It’s because the feeling is mutual.
In October of 2014, The Oregonian interviewed Valeri about his journey from Argentina, Europe, back to Argentina and finally to Portland, Oregon. When he returned to Lanus, his boyhood club in Argentina, Valeria and his wife and daughter were victims of being robbed at gunpoint when returning home one night.
The event sparked the decision for Valeri and his family to leave Argentina, perhaps for good.
Portland seemed to solidify the union. “We love Portland; we think we’ll live in Portland after I retire because this is a great city. We have lived in Spain, Portugal, Argentina, but for me, it’s the best city. We have traveled a lot in the USA, and we have seen other places. There are really nice places, but Portland is unique,” he said of his current home.
Valeri seems to be grateful for his new home, and he’s certainly been repaying Timbers’ fans for all their support and love.
Valeri is a magician. In the 2015/2016 season, Valeri accumulated a total of 84 chances created in 40 games or roughly 2.1 chances per game. The average length of his passes was 19 meters. The stats prove it; they paint they picture for us.
Diego has his niche on the field. He’s an enganche. Which is appropriate since this word comes from Argentina. You may have heard it be called “meia atacante”, or “trequartista” depending on what part of Southern America you’ve landed on. He’s a central attacking midfielder, but being an enganche is much more than that.
Being an enganche is an art. It involves a mystique; it flows, spreads and evolves. It’s an innate ability. You’re born with it.
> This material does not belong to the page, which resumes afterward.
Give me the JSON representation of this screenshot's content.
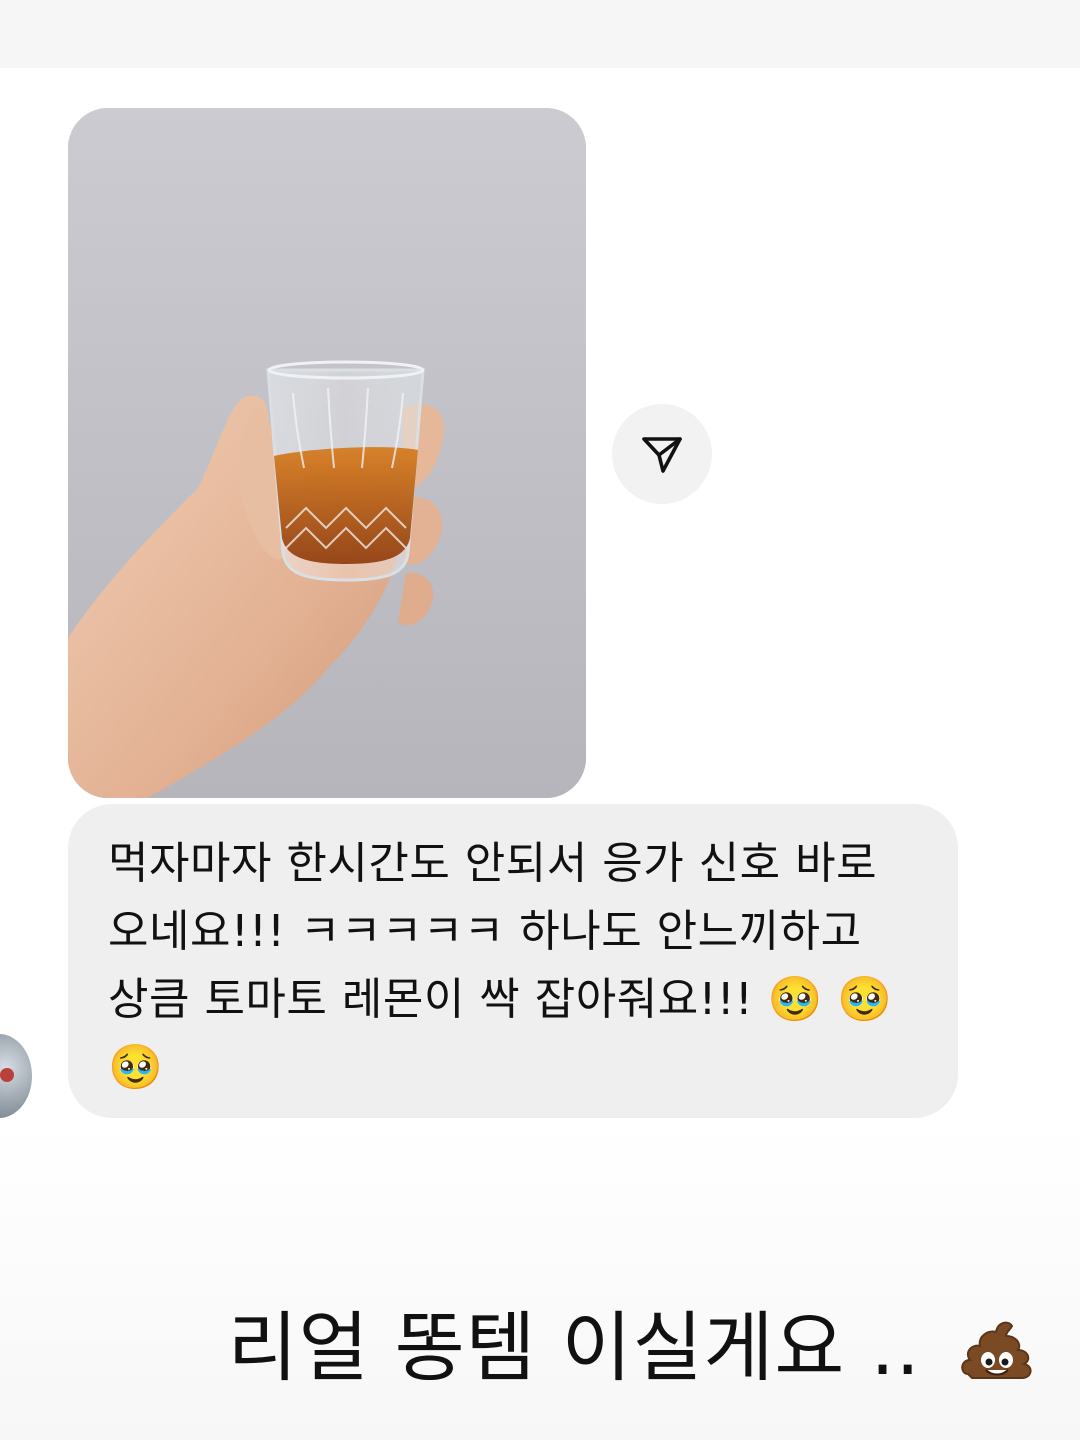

As an enganche, you are the pivot, the creator, the playmaker. Valeri floats. He treads in between lines. Between the opposition’s midfield and defensive line. Playing off an opponent’s shoulder, allows him to float in and out of view from the defender. He gravitates towards pockets of space on the field. You either follow him, causing you to spread your defensive line, or you leave him alone to receive the ball in space for him to unlock a goal.
Portland Timbers have been incredibly successful using a lighting quick counter behind a defensive wall as tall and fortified as the Timbers Army’s beautifully passionate tifos.
Tifo is a choreography done by fans in a stadium to illustrate their support of the club and sport in general.
Diego Valeri is the spark that constitutes the quick counter that led them to the MLS Cup the previous season. When he’s able to play between the lines and influence the game with his superb technique, Valeri can provide a moment of brilliance that separates the game.
Valeri is developing a better and better understanding with his outside forwards and with a striker in Adi that is beginning to hit his potential. Diego can focus more on his offensive duties due to the freedom given to him by Chara and Nagbe. The use of all three players was a tactical decision done by Caleb Porter to give his midfield flexibility. A brilliant tactical decision that has seen Portland get the best out of their midfield three.
The scary part is, Valeri is continuing to improve at a prime age of 29. In the 2016/2017 Diego is on pace to completely rip up his impressive 2.1 chances created per match stat. Presently he is producing at an average of 3.75 chances created per match. Sure, it’s only been eight matches compared to 40 last season, but Squawka has him listed as the 3rd best midfielder in MLS.
In his niche as enganche, Portland has given a home to MLS’s best creative midfielder.
And as I write this, Diego Valeri has just magically placed a ball into the back of the net from a free kick against Toronto. “A gift from the soccer Gods, simply exquisite” –ESPN FC Game Commentator
That about sums it up.